From tabletop roleplaying games, to simple random draw needs, I've always felt the specific requirement of a higher than six-faced die a bit limiting, especially when the easiest dice sets to find around are often pairs of regular six-faced dice.

So, how can we make use of every possible combination of a two six-faced dice roll and get bigger-than-12 results?

Here's the most viable solution I came up with:

to obtain up to 36 unique results from a two six-faced dice roll, one of the dice keeps its faces as is, while the second die has its faces replaced by new values (through stickers and/or markers).

This is the generic rule to follow when assigning the "expansion values" to each face (no matter the face-configuration chirality of the die):

These positions preserve a constant top-bottom sum of 30, just like the constant top-bottom sum of 7 on a regular six-faced die.

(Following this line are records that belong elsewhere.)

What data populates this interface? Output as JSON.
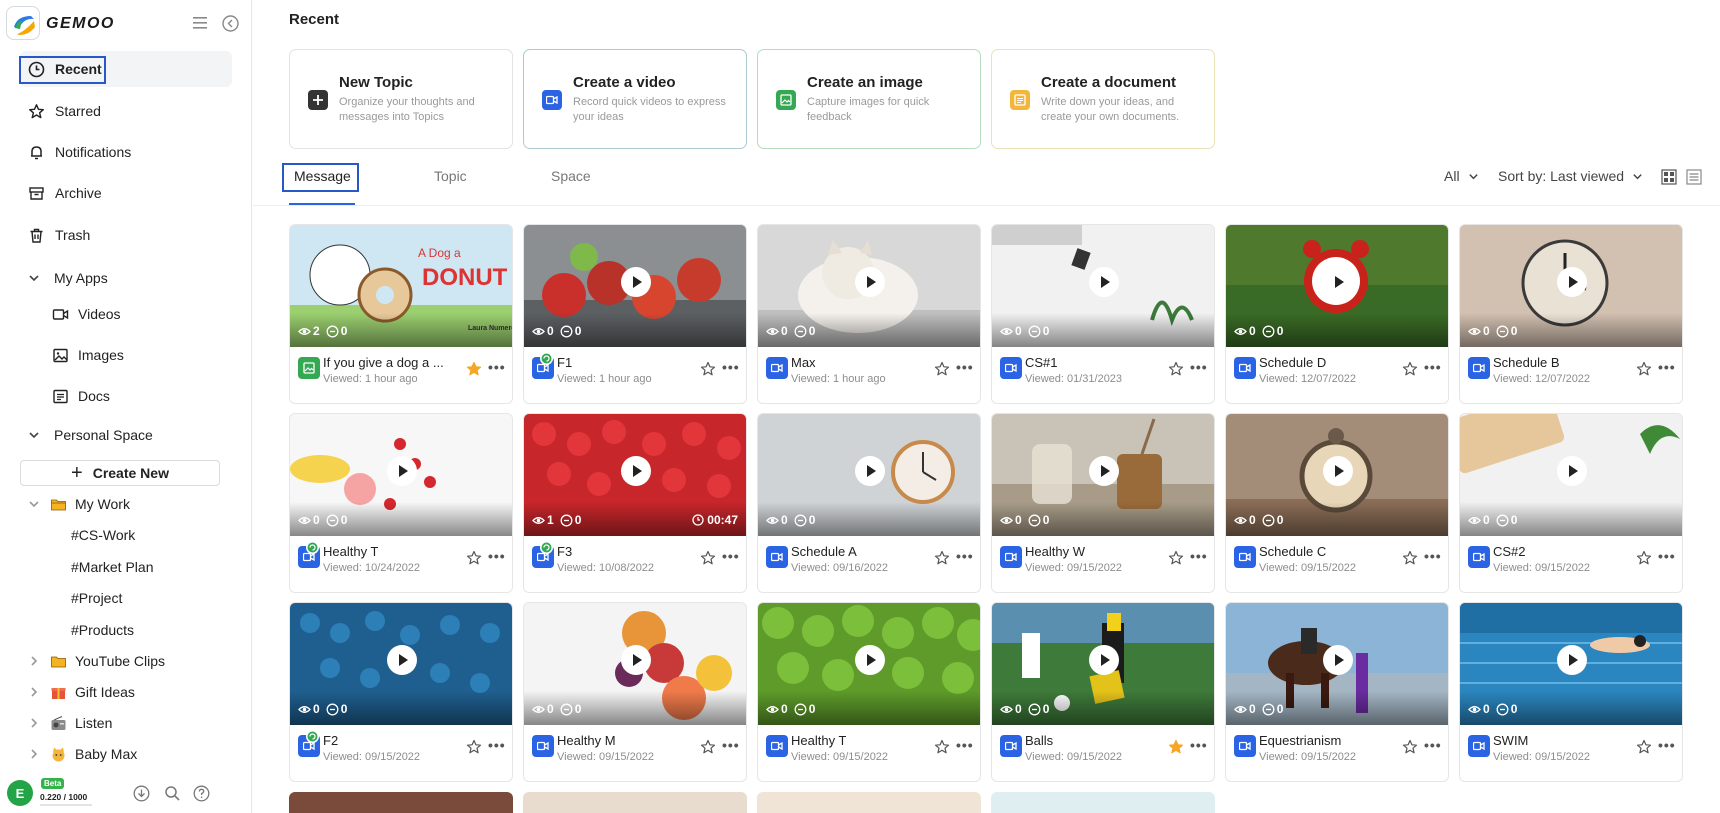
{
  "app": {
    "logo_text": "GEMOO"
  },
  "sidebar": {
    "nav": [
      {
        "label": "Recent",
        "icon": "clock-icon"
      },
      {
        "label": "Starred",
        "icon": "star-icon"
      },
      {
        "label": "Notifications",
        "icon": "bell-icon"
      },
      {
        "label": "Archive",
        "icon": "archive-icon"
      },
      {
        "label": "Trash",
        "icon": "trash-icon"
      }
    ],
    "my_apps": {
      "label": "My Apps",
      "items": [
        "Videos",
        "Images",
        "Docs"
      ]
    },
    "personal_space": {
      "label": "Personal Space",
      "create_new": "Create New"
    },
    "my_work": {
      "label": "My Work",
      "tags": [
        "#CS-Work",
        "#Market Plan",
        "#Project",
        "#Products"
      ]
    },
    "folders": [
      "YouTube Clips",
      "Gift Ideas",
      "Listen",
      "Baby Max"
    ],
    "footer": {
      "avatar_letter": "E",
      "beta": "Beta",
      "usage": "0.220 / 1000"
    }
  },
  "main": {
    "title": "Recent",
    "quick": [
      {
        "title": "New Topic",
        "desc": "Organize your thoughts and messages into Topics"
      },
      {
        "title": "Create a video",
        "desc": "Record quick videos to express your ideas"
      },
      {
        "title": "Create an image",
        "desc": "Capture images for quick feedback"
      },
      {
        "title": "Create a document",
        "desc": "Write down your ideas, and create your own documents."
      }
    ],
    "tabs": [
      "Message",
      "Topic",
      "Space"
    ],
    "filter_all": "All",
    "sort": "Sort by: Last viewed",
    "cards": [
      {
        "title": "If you give a dog a ...",
        "date": "Viewed: 1 hour ago",
        "views": "2",
        "comments": "0",
        "type": "image",
        "starred": true,
        "thumb_text": "DONUT",
        "thumb_author": "Laura Numeroff"
      },
      {
        "title": "F1",
        "date": "Viewed: 1 hour ago",
        "views": "0",
        "comments": "0",
        "type": "video",
        "starred": false,
        "badge": true
      },
      {
        "title": "Max",
        "date": "Viewed: 1 hour ago",
        "views": "0",
        "comments": "0",
        "type": "video",
        "starred": false
      },
      {
        "title": "CS#1",
        "date": "Viewed: 01/31/2023",
        "views": "0",
        "comments": "0",
        "type": "video",
        "starred": false
      },
      {
        "title": "Schedule D",
        "date": "Viewed: 12/07/2022",
        "views": "0",
        "comments": "0",
        "type": "video",
        "starred": false
      },
      {
        "title": "Schedule B",
        "date": "Viewed: 12/07/2022",
        "views": "0",
        "comments": "0",
        "type": "video",
        "starred": false
      },
      {
        "title": "Healthy T",
        "date": "Viewed: 10/24/2022",
        "views": "0",
        "comments": "0",
        "type": "video",
        "starred": false,
        "badge": true
      },
      {
        "title": "F3",
        "date": "Viewed: 10/08/2022",
        "views": "1",
        "comments": "0",
        "type": "video",
        "starred": false,
        "badge": true,
        "duration": "00:47"
      },
      {
        "title": "Schedule A",
        "date": "Viewed: 09/16/2022",
        "views": "0",
        "comments": "0",
        "type": "video",
        "starred": false
      },
      {
        "title": "Healthy W",
        "date": "Viewed: 09/15/2022",
        "views": "0",
        "comments": "0",
        "type": "video",
        "starred": false
      },
      {
        "title": "Schedule C",
        "date": "Viewed: 09/15/2022",
        "views": "0",
        "comments": "0",
        "type": "video",
        "starred": false
      },
      {
        "title": "CS#2",
        "date": "Viewed: 09/15/2022",
        "views": "0",
        "comments": "0",
        "type": "video",
        "starred": false
      },
      {
        "title": "F2",
        "date": "Viewed: 09/15/2022",
        "views": "0",
        "comments": "0",
        "type": "video",
        "starred": false,
        "badge": true
      },
      {
        "title": "Healthy M",
        "date": "Viewed: 09/15/2022",
        "views": "0",
        "comments": "0",
        "type": "video",
        "starred": false
      },
      {
        "title": "Healthy T",
        "date": "Viewed: 09/15/2022",
        "views": "0",
        "comments": "0",
        "type": "video",
        "starred": false
      },
      {
        "title": "Balls",
        "date": "Viewed: 09/15/2022",
        "views": "0",
        "comments": "0",
        "type": "video",
        "starred": true
      },
      {
        "title": "Equestrianism",
        "date": "Viewed: 09/15/2022",
        "views": "0",
        "comments": "0",
        "type": "video",
        "starred": false
      },
      {
        "title": "SWIM",
        "date": "Viewed: 09/15/2022",
        "views": "0",
        "comments": "0",
        "type": "video",
        "starred": false
      }
    ]
  },
  "colors": {
    "accent": "#2b63e5",
    "outline": "#2857c7",
    "star": "#f5a623",
    "green": "#34a853"
  }
}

After a roll of both dice, the sum of the value on the expansion die's top face and the value of the regular one's will always provide a result between 1 and 36.

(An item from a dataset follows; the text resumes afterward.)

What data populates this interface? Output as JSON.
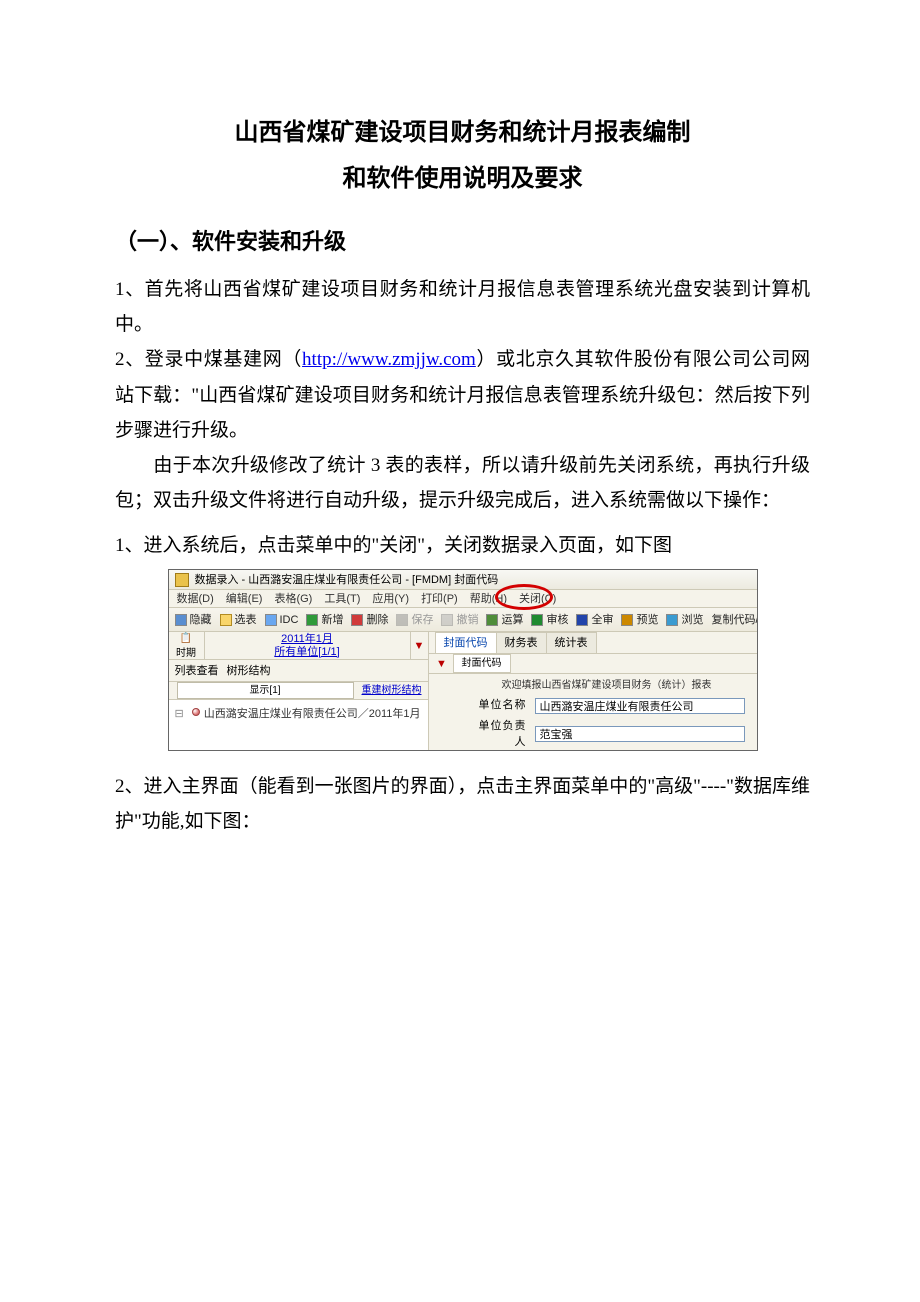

I've personally tried it with square pieces of white masking tape and the use of a permanent marker to write the expansion values.

If well cut and neatly applied, the duct tape's effect on the roll's fairness is negligible.

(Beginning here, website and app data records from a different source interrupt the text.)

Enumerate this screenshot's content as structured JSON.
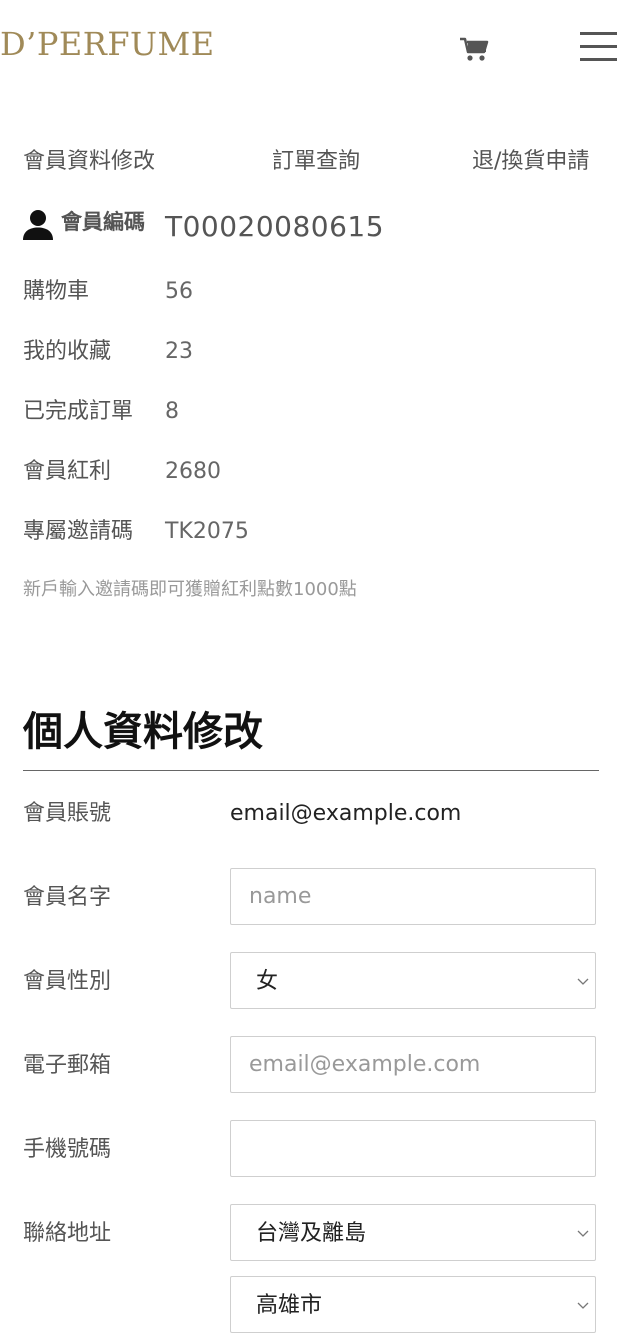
{
  "header": {
    "logo_text": "D’PERFUME",
    "cart_icon": "cart-icon",
    "menu_icon": "hamburger-menu-icon"
  },
  "tabs": [
    {
      "label": "會員資料修改"
    },
    {
      "label": "訂單查詢"
    },
    {
      "label": "退/換貨申請"
    }
  ],
  "member": {
    "id_label": "會員編碼",
    "id_value": "T00020080615",
    "stats": [
      {
        "label": "購物車",
        "value": "56"
      },
      {
        "label": "我的收藏",
        "value": "23"
      },
      {
        "label": "已完成訂單",
        "value": "8"
      },
      {
        "label": "會員紅利",
        "value": "2680"
      },
      {
        "label": "專屬邀請碼",
        "value": "TK2075"
      }
    ],
    "note": "新戶輸入邀請碼即可獲贈紅利點數1000點"
  },
  "form": {
    "title": "個人資料修改",
    "account_label": "會員賬號",
    "account_value": "email@example.com",
    "name_label": "會員名字",
    "name_placeholder": "name",
    "gender_label": "會員性別",
    "gender_value": "女",
    "email_label": "電子郵箱",
    "email_placeholder": "email@example.com",
    "phone_label": "手機號碼",
    "phone_placeholder": "",
    "address_label": "聯絡地址",
    "region_value": "台灣及離島",
    "city_value": "高雄市"
  },
  "colors": {
    "brand_gold": "#a08a58",
    "text_gray": "#555555",
    "note_gray": "#999999"
  }
}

In any case, this kind of solution is probably the only one able to overcome "emergency" situations where a +6 polyhedral die isn't readily available.

This is what the pair of dice looked like in my test:

So, to recap, the main advantages of this system are:

- A single roll of the expanded pair of six-faced dice can return up to the highest result of 3 summed rolls of a pair of regular six-faced dice [max result possible (12) times rolls (3) = 36];
- Presence of number 1 (when the hand-numbered die is equal to 0 and the regular one to 1);
- No repeating outcomes, so the probability of getting some results more often than others is none (uniform distribution instead of normal, basically behaving like a single tricontahexahedral die).